TASK TO COMPLETE: Go through the data below. Pull out every line that has the word "entity".

[Data records]
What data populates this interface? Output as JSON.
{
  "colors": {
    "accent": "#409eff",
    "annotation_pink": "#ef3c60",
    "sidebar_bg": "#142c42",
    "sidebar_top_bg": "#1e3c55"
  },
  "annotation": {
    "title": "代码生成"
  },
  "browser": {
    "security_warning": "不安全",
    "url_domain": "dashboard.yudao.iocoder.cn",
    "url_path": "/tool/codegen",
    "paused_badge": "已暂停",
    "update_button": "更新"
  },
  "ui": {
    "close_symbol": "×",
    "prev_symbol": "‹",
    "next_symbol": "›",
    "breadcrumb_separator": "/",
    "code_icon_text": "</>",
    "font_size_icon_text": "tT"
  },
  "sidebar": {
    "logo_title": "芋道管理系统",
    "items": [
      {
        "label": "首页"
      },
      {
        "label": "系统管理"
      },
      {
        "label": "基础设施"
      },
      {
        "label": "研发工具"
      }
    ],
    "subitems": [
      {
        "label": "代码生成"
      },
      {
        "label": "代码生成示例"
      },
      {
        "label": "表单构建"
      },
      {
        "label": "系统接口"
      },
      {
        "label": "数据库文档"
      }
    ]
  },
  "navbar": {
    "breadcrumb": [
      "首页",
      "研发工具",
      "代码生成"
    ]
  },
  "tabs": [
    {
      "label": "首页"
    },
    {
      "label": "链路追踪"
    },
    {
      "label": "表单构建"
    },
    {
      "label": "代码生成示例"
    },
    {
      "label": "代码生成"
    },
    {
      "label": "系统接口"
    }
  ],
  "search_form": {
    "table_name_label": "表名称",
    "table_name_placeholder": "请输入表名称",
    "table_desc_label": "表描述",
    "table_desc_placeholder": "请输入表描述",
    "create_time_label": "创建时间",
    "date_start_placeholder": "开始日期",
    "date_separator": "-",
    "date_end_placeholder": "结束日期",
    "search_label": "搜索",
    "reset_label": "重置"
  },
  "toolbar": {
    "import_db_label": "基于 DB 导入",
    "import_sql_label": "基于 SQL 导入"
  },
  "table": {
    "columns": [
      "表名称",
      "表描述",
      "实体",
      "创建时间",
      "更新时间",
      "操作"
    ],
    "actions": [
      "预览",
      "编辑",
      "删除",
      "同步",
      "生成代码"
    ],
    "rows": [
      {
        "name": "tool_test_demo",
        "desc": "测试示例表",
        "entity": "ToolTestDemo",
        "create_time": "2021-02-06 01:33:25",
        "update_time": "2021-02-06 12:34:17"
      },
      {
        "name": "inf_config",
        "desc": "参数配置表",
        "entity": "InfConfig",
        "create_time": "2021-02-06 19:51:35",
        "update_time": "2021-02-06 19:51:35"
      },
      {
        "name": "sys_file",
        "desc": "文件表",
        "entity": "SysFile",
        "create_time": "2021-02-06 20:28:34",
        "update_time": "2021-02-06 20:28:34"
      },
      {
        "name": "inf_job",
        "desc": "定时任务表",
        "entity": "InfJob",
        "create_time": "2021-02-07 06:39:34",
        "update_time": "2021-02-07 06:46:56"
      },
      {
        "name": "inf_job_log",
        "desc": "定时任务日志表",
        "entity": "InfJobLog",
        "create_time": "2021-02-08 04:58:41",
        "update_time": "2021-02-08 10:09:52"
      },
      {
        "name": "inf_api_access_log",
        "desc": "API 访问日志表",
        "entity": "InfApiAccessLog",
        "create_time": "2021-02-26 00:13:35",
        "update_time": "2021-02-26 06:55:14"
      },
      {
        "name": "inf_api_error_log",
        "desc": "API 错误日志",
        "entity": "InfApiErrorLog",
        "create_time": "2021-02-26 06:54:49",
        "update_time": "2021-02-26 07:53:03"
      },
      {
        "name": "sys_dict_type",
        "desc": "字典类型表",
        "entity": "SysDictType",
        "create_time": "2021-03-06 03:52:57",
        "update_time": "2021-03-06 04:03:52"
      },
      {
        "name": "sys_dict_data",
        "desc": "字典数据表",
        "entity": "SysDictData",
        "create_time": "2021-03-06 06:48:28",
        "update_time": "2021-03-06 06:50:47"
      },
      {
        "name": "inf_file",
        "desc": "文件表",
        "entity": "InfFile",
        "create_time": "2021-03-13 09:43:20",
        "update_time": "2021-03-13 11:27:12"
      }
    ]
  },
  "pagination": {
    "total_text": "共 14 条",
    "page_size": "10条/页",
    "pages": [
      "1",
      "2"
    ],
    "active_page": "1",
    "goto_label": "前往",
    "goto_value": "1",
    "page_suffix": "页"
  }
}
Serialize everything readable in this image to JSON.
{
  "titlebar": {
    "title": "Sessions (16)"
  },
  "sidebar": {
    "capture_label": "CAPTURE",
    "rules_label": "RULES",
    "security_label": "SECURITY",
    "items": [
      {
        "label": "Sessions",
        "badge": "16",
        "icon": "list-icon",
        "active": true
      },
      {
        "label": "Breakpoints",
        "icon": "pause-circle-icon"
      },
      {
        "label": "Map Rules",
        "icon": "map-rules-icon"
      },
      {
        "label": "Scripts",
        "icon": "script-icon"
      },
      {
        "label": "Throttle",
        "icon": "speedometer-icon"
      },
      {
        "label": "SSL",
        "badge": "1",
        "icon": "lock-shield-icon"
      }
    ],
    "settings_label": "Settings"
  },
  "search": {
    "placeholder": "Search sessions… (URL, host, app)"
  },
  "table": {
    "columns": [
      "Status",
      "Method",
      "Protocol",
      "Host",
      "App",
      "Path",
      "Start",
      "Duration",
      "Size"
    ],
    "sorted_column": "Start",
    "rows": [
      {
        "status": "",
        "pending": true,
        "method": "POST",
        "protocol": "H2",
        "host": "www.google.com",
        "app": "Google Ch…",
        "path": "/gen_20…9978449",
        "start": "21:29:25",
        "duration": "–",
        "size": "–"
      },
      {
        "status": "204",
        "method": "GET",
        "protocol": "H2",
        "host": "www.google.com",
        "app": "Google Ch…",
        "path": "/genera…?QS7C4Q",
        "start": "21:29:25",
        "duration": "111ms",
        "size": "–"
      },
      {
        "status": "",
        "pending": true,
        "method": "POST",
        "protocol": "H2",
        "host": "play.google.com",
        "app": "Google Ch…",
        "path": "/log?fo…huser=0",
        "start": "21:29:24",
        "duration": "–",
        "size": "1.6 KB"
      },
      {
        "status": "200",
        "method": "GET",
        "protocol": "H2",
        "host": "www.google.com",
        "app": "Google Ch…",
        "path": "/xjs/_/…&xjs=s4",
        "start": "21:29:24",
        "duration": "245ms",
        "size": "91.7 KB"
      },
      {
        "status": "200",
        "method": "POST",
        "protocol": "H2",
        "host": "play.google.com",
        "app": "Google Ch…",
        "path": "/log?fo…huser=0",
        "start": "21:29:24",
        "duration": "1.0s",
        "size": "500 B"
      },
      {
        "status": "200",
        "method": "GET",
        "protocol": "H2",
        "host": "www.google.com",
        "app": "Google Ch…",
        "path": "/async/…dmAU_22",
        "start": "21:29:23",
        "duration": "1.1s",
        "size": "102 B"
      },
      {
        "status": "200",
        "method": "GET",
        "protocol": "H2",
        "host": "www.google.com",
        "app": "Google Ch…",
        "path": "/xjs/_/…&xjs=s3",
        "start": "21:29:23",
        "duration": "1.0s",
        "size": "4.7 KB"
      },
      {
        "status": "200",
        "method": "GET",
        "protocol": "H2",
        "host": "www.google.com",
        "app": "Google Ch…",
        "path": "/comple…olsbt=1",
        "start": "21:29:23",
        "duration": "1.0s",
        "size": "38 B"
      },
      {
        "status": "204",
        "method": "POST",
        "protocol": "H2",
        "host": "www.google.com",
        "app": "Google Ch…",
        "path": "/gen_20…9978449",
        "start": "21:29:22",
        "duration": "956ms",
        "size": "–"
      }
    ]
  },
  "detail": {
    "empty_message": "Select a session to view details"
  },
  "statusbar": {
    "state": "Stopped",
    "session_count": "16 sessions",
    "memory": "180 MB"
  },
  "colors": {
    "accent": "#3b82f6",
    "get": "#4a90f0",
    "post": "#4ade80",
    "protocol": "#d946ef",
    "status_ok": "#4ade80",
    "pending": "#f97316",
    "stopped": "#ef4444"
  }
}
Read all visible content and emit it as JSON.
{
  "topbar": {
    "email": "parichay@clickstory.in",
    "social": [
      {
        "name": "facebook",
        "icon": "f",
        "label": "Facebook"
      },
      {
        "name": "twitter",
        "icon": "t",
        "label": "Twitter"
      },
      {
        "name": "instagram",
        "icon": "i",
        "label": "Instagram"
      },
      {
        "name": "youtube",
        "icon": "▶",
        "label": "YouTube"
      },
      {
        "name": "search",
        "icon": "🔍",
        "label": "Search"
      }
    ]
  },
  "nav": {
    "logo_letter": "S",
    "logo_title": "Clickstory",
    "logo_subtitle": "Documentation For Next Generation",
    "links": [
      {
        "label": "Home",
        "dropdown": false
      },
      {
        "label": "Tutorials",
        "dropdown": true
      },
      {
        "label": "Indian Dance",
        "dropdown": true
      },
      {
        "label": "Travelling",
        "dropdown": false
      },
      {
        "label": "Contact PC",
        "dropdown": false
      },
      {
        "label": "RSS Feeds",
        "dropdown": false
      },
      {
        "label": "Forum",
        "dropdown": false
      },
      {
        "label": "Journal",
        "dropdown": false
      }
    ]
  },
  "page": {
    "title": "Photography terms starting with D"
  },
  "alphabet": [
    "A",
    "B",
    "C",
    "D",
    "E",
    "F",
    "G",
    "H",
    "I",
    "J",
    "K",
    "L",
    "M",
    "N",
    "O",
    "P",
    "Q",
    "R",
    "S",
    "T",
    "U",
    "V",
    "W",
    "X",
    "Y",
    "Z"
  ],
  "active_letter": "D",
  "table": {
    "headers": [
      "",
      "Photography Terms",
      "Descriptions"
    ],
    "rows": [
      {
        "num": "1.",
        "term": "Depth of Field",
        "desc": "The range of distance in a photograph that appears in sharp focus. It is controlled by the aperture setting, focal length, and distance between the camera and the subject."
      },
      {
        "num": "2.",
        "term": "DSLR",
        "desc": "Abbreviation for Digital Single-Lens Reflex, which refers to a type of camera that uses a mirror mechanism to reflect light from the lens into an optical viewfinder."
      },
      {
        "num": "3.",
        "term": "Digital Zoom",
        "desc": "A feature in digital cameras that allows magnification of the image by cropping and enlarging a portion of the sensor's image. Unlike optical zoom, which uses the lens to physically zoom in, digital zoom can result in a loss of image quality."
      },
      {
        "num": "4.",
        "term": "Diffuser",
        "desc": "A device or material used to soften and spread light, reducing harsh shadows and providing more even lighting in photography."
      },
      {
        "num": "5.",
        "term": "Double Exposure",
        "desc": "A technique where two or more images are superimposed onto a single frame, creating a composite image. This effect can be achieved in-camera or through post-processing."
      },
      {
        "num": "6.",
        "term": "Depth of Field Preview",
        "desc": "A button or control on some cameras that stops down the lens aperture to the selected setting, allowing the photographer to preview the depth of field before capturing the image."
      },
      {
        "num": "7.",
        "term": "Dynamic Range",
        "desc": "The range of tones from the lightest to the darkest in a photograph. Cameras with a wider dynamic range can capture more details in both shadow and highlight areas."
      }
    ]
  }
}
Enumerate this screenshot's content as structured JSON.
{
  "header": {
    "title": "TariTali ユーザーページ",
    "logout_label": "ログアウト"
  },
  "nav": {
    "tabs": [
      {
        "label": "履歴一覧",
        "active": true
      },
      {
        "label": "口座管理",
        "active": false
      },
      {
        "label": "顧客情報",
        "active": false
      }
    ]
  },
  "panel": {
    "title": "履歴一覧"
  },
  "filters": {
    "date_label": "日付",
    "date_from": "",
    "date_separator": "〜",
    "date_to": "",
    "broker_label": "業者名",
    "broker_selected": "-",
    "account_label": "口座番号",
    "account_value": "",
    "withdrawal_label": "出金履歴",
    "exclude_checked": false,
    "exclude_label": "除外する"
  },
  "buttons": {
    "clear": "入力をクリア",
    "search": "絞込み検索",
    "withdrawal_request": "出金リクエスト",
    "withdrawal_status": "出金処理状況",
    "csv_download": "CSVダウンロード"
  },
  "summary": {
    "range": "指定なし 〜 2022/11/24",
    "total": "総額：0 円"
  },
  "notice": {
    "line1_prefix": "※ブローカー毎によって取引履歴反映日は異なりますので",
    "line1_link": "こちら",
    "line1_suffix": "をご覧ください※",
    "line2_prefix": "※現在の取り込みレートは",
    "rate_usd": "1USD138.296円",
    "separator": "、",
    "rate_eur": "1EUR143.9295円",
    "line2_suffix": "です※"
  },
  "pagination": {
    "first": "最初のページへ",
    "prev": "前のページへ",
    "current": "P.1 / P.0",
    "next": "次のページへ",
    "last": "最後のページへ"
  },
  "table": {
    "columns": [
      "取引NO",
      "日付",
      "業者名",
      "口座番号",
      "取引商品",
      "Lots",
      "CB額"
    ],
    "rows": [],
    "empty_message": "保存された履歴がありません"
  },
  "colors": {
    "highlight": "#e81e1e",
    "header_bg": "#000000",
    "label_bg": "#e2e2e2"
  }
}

ANSWER TO THIS EXERCISE:
        "entity": "ToolTestDemo",
        "entity": "InfConfig",
        "entity": "SysFile",
        "entity": "InfJob",
        "entity": "InfJobLog",
        "entity": "InfApiAccessLog",
        "entity": "InfApiErrorLog",
        "entity": "SysDictType",
        "entity": "SysDictData",
        "entity": "InfFile",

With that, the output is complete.